The consumer connects with your brand and associates it with quality, value, superiority to your competition. This is a measure of your legitimacy and reliability. The visual elements of your brand have become tangible assets and become your Brand Equity.
All the elements of your brand; your logo, colors, fonts, design elements, etc., are part of your brand equity and consumers will associate these with product quality and loyalty. In order to create Brand Equity, you need to deliver on the promises you make. This said Brand Equity is not developed overnight. You need to consistently deliver or exceed expectations and never lose sight of the value of Brand Equity or how easily you can lose it by not fulfilling expectations.

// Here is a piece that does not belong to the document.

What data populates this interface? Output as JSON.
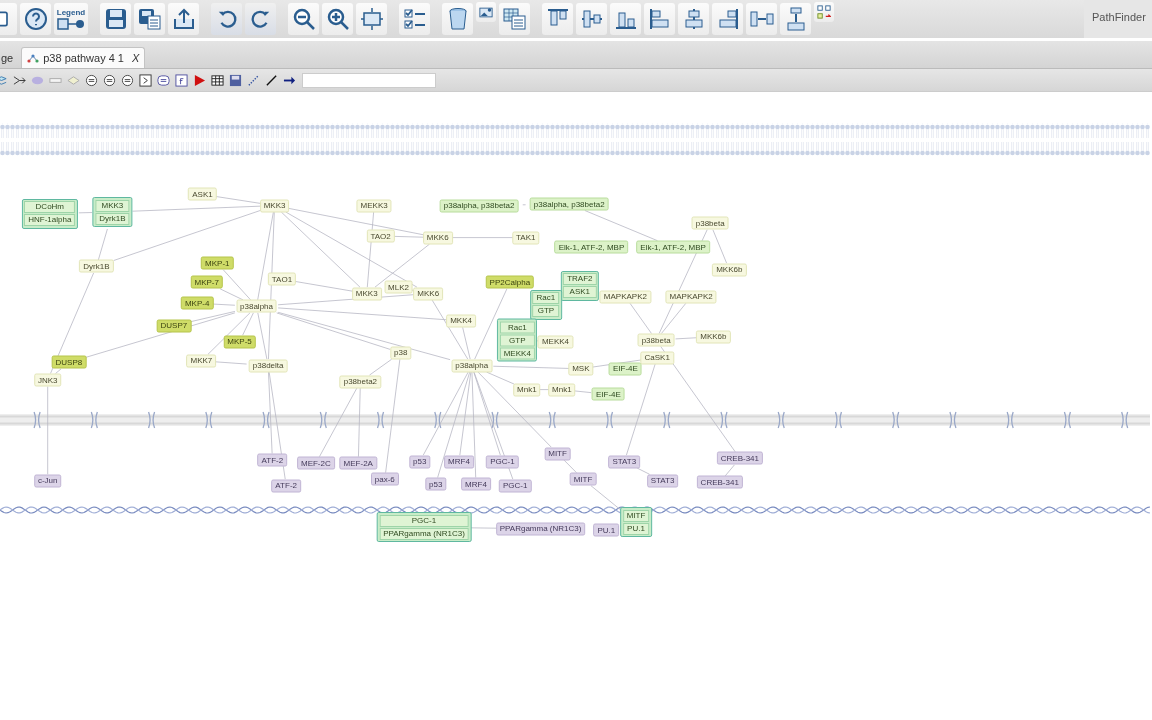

Brand Loyalty could also be translated a “Trust”. As you deliver quality products that stand up to your marketing hype, consumers will become loyal to your brand. They will have expected and received quality products at a price that they feel is justified. The shopping experience and the product quality and product support met their expectations. They will talk to friends and family in positive terms about your products and when shopping will be drawn to your products again and again because of the satisfying experience.
This preference for your products over your competitors (sometimes even if more expensive) is their Brand Loyalty, You will be seen as delivering a consistent product that meets or exceeds expectations.
Brand Positioning / Repositioning
Brand Positioning is when you identify specific characteristics of your product that help it to stand out from your competitors. Packaging design will call out different elements that are superior or unique.
Brand Repositioning is part of the evolution of your brand. After a period of time, you will want to look at your brand identity and update as your products evolve. One way to show consumers that your products have improved or evolved is to redesign your brand identity. That is a tricky process. You do not want to lose the elements of your design that have become identifiable with your product success, but you want to show a growth in your brand. This is a process that needs to call out new design elements but keep the look and feel of your existing brand. These changes can be small and subtle or more wide-ranging. But never lose sight of what you have built and do not lose your Brand Equity.